Welding services are at the core of any metal fabrication shop and Broadway Metal Works excels in this area. Our workforce has many years of experience welding every conceivable configuration of metal. We pride ourselves on the quality and craftsmanship of the welding services we offer. We offer qualified welders in Steel, Stainless Steel, Aluminum, Brass and Carbon. Stick, MIG and TIG are all specialties. Welding can be performed in our plant or on your job location. Here’s a brief explanation of the types of welding available courtesy of Wikipedia. Hyperlinks are provided for your use to learn more.
Shielded metal arc welding (SMAW), also known as manual metal arc (MMA) welding, flux shielded arc welding or informally as stick welding, is a manual arc welding process that uses a consumable electrode coated in flux to lay the weld. An electric current, in the form of either alternating current or direct current from a welding power supply, is used to form an electric arc between the electrode and the metals to be joined. As the weld is laid, the flux coating of the electrode disintegrates, giving off vapors that serve as a shielding gas and providing a layer of slag, both of which protect the weld area from atmospheric contamination. Because of the versatility of the process and the simplicity of its equipment and operation, shielded metal arc welding is one of the world's most popular welding processes. It dominates other welding processes in the maintenance and repair industry. The process is used primarily to weld iron and steels.
Gas tungsten arc welding (GTAW), also known as tungsten inert gas (TIG) welding, is an arc welding process that uses a non consumable tungsten electrode to produce the weld. The weld area is protected from atmospheric contamination by a shielding gas (usually an inert gas such as argon), and a filler metal is normally used. A constant-current welding power supply produces energy which is conducted across the arc through a column of highly ionized gas and metal vapors known as a plasma. GTAW is most commonly used to weld thin sections of stainless steel and non-ferrous metals such as aluminum, magnesium, and copper alloys. The process grants the operator greater control over the weld than competing processes such as shielded metal arc welding and gas metal arc welding, allowing for stronger, higher quality welds. However, GTAW is comparatively more complex and difficult to master, and furthermore, it is significantly slower than most other welding techniques.

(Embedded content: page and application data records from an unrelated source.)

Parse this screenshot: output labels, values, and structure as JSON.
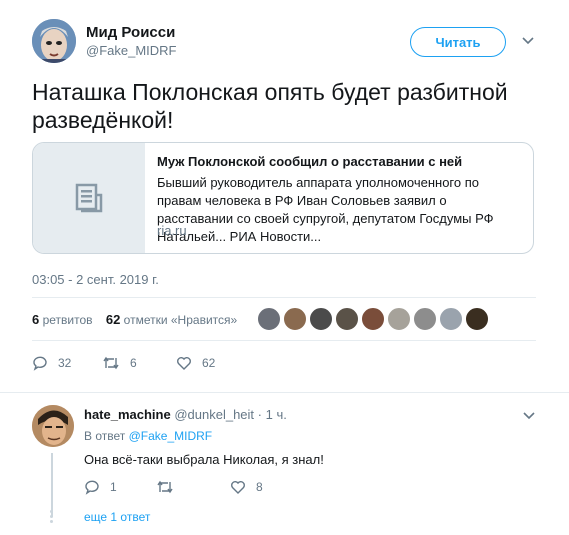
{
  "tweet": {
    "author_name": "Мид Роисси",
    "author_handle": "@Fake_MIDRF",
    "follow_label": "Читать",
    "text": "Наташка Поклонская опять будет разбитной разведёнкой!",
    "card": {
      "title": "Муж Поклонской сообщил о расставании с ней",
      "description": "Бывший руководитель аппарата уполномоченного по правам человека в РФ Иван Соловьев заявил о расставании со своей супругой, депутатом Госдумы РФ Натальей... РИА Новости...",
      "domain": "ria.ru"
    },
    "timestamp": "03:05 - 2 сент. 2019 г.",
    "stats": {
      "retweets_count": "6",
      "retweets_label": "ретвитов",
      "likes_count": "62",
      "likes_label": "отметки «Нравится»"
    },
    "actions": {
      "replies": "32",
      "retweets": "6",
      "likes": "62"
    }
  },
  "reply": {
    "name": "hate_machine",
    "handle": "@dunkel_heit",
    "time": "· 1 ч.",
    "reply_to_label": "В ответ",
    "reply_to_handle": "@Fake_MIDRF",
    "text": "Она всё-таки выбрала Николая, я знал!",
    "actions": {
      "replies": "1",
      "retweets": "",
      "likes": "8"
    },
    "more_replies": "еще 1 ответ"
  },
  "colors": {
    "accent": "#1da1f2",
    "secondary_text": "#657786",
    "border": "#e6ecf0",
    "liker_avatars": [
      "#6b6f78",
      "#8a6a4f",
      "#4b4b4b",
      "#5a5248",
      "#7a4d3a",
      "#a6a29a",
      "#8d8d8d",
      "#9aa3ad",
      "#3a2e20"
    ]
  }
}
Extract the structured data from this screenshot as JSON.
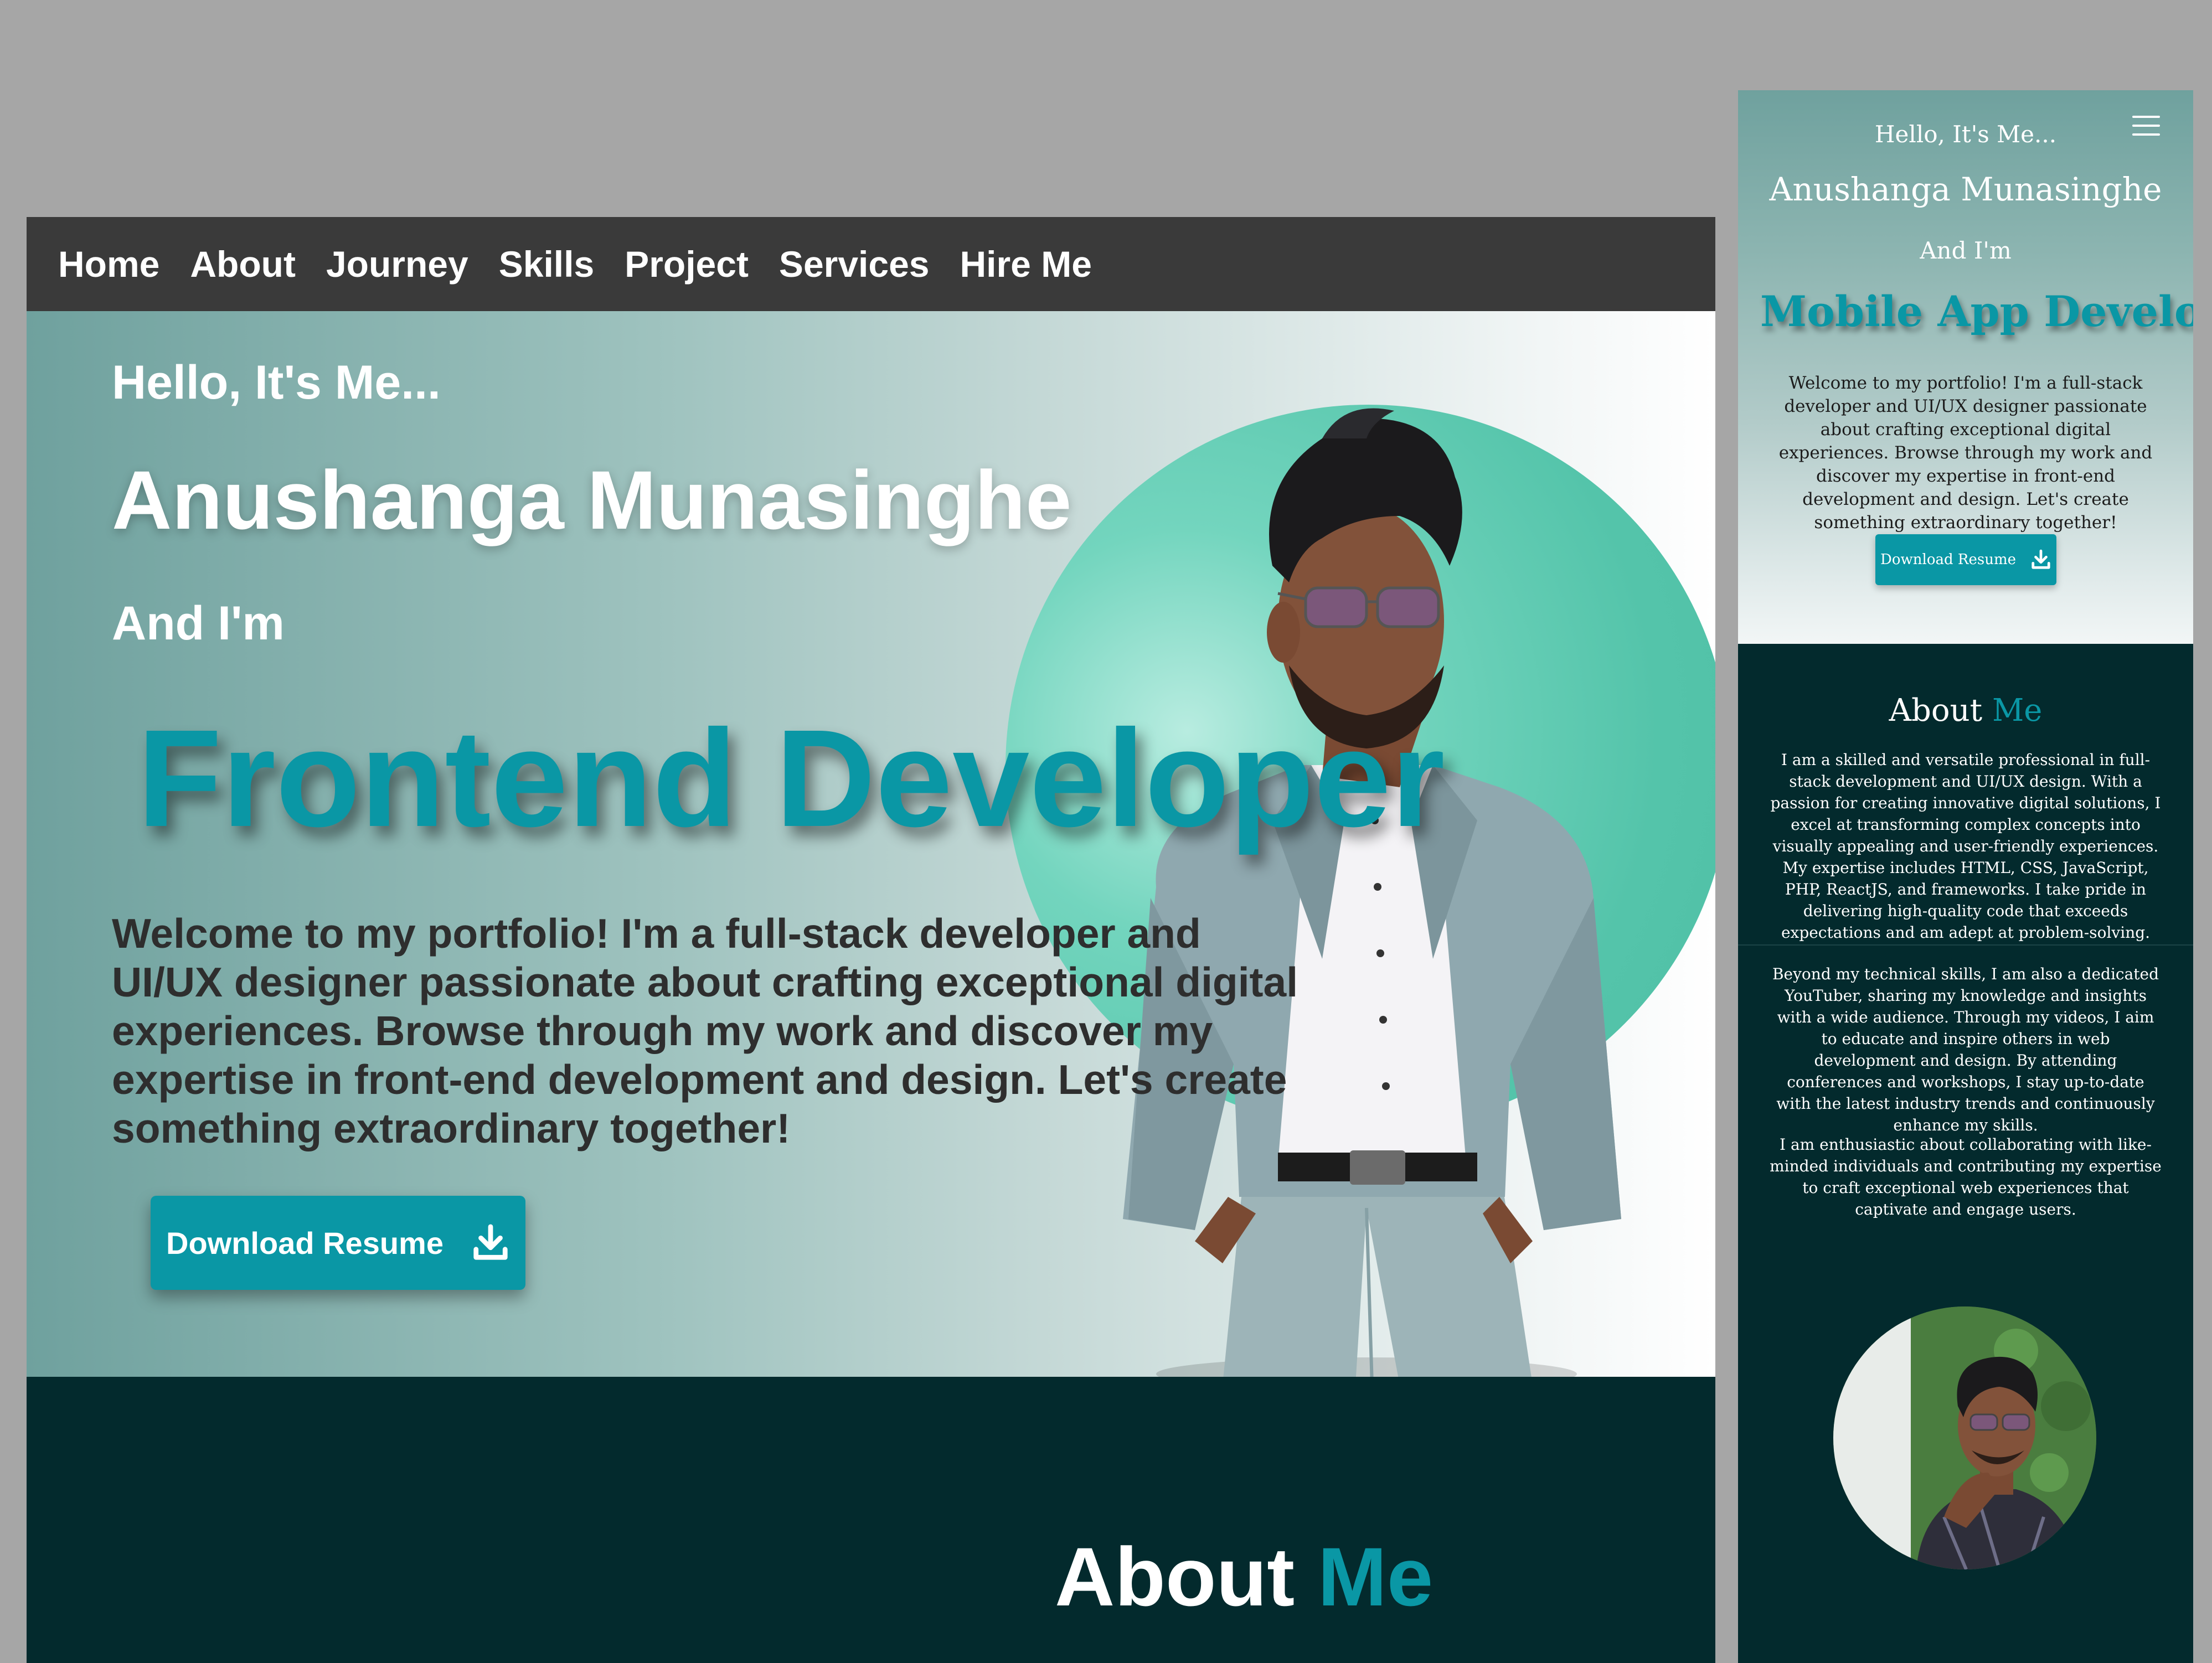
{
  "desktop": {
    "nav": [
      "Home",
      "About",
      "Journey",
      "Skills",
      "Project",
      "Services",
      "Hire Me"
    ],
    "hero": {
      "greeting": "Hello, It's Me...",
      "name": "Anushanga Munasinghe",
      "and_im": "And I'm",
      "role": "Frontend Developer",
      "description": "Welcome to my portfolio! I'm a full-stack developer and UI/UX designer passionate about crafting exceptional digital experiences. Browse through my work and discover my expertise in front-end development and design. Let's create something extraordinary together!",
      "download_button": "Download Resume"
    },
    "about": {
      "title_main": "About",
      "title_accent": "Me"
    }
  },
  "mobile": {
    "hero": {
      "greeting": "Hello, It's Me...",
      "name": "Anushanga Munasinghe",
      "and_im": "And I'm",
      "role": "Mobile App Developer|",
      "description": "Welcome to my portfolio! I'm a full-stack developer and UI/UX designer passionate about crafting exceptional digital experiences. Browse through my work and discover my expertise in front-end development and design. Let's create something extraordinary together!",
      "download_button": "Download Resume"
    },
    "about": {
      "title_main": "About",
      "title_accent": "Me",
      "paragraphs": [
        "I am a skilled and versatile professional in full-stack development and UI/UX design. With a passion for creating innovative digital solutions, I excel at transforming complex concepts into visually appealing and user-friendly experiences. My expertise includes HTML, CSS, JavaScript, PHP, ReactJS, and frameworks. I take pride in delivering high-quality code that exceeds expectations and am adept at problem-solving.",
        "Beyond my technical skills, I am also a dedicated YouTuber, sharing my knowledge and insights with a wide audience. Through my videos, I aim to educate and inspire others in web development and design. By attending conferences and workshops, I stay up-to-date with the latest industry trends and continuously enhance my skills.",
        "I am enthusiastic about collaborating with like-minded individuals and contributing my expertise to craft exceptional web experiences that captivate and engage users."
      ]
    }
  },
  "colors": {
    "accent": "#0a97a5",
    "nav_bg": "#3a3a3a",
    "dark_section": "#032a2d",
    "circle": "#54c4aa",
    "page_bg": "#a6a6a6"
  },
  "icons": [
    "download-icon",
    "hamburger-menu-icon"
  ]
}
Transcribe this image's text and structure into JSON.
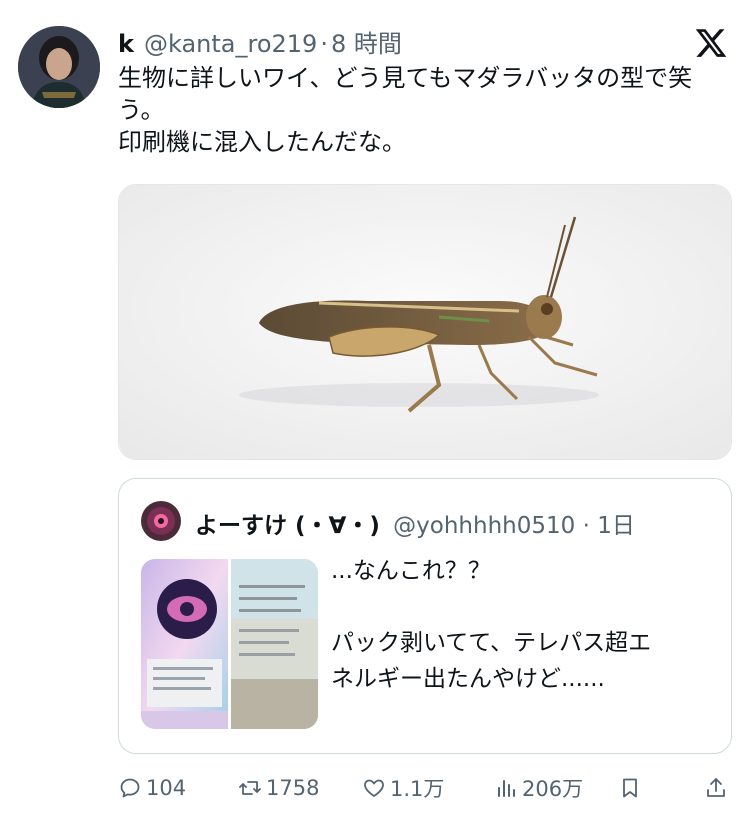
{
  "tweet": {
    "display_name": "k",
    "handle": "@kanta_ro219",
    "separator": "·",
    "time": "8 時間",
    "text_lines": [
      "生物に詳しいワイ、どう見てもマダラバッタの型で笑う。",
      "印刷機に混入したんだな。"
    ]
  },
  "quoted_tweet": {
    "display_name": "よーすけ (・∀・)",
    "handle": "@yohhhhh0510",
    "separator": "·",
    "time": "1日",
    "text_lines": [
      "...なんこれ？？",
      "",
      "パック剥いてて、テレパス超エ",
      "ネルギー出たんやけど......"
    ]
  },
  "actions": {
    "replies": "104",
    "retweets": "1758",
    "likes": "1.1万",
    "views": "206万"
  },
  "icons": {
    "logo": "x-logo-icon",
    "reply": "reply-icon",
    "retweet": "retweet-icon",
    "like": "heart-icon",
    "views": "views-icon",
    "bookmark": "bookmark-icon",
    "share": "share-icon"
  },
  "colors": {
    "text": "#0f1419",
    "secondary": "#536471",
    "border": "#cfd9de"
  }
}
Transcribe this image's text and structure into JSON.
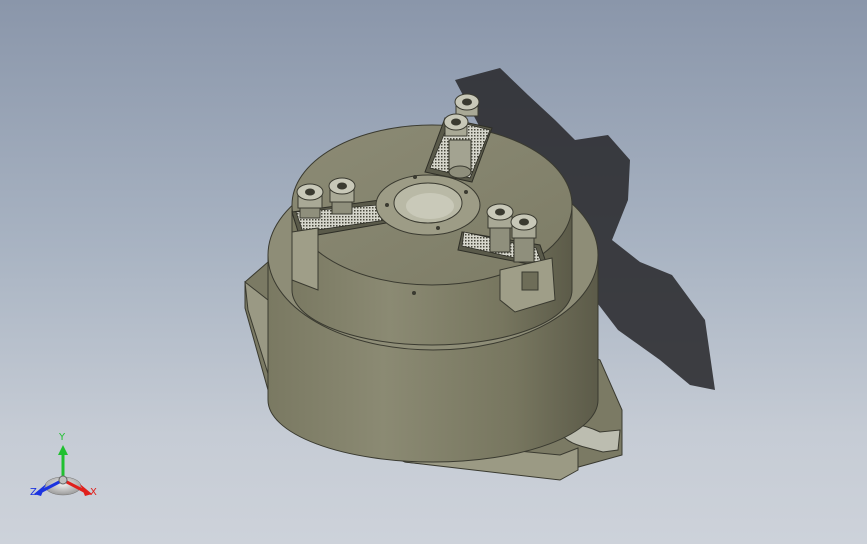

Gas metal arc welding (GMAW), sometimes referred to by its sub-types metal inert gas (MIG) welding or metal active gas (MAG) welding, is a welding process in which an electric arc is formed between a consumable wire electrode and the work piece metal(s), which heats the work piece metal(s), causing them to melt, and join. Along with the wire electrode, a shielding gas is fed through the welding gun, which shields the process from contaminants in the air. The process can be semi-automatic or automatic. A constant voltage, direct current power source is most commonly used with GMAW, but constant current systems, as well as alternating current, can be used. There are four primary methods of metal transfer in GMAW, called globular, short-circuiting, spray, and pulsed-spray, each of which has distinct properties and corresponding advantages and limitations. Originally developed for welding aluminum and other non-ferrous materials in the 1940s, GMAW was soon applied to steels because it allowed for lower welding time compared to other welding processes.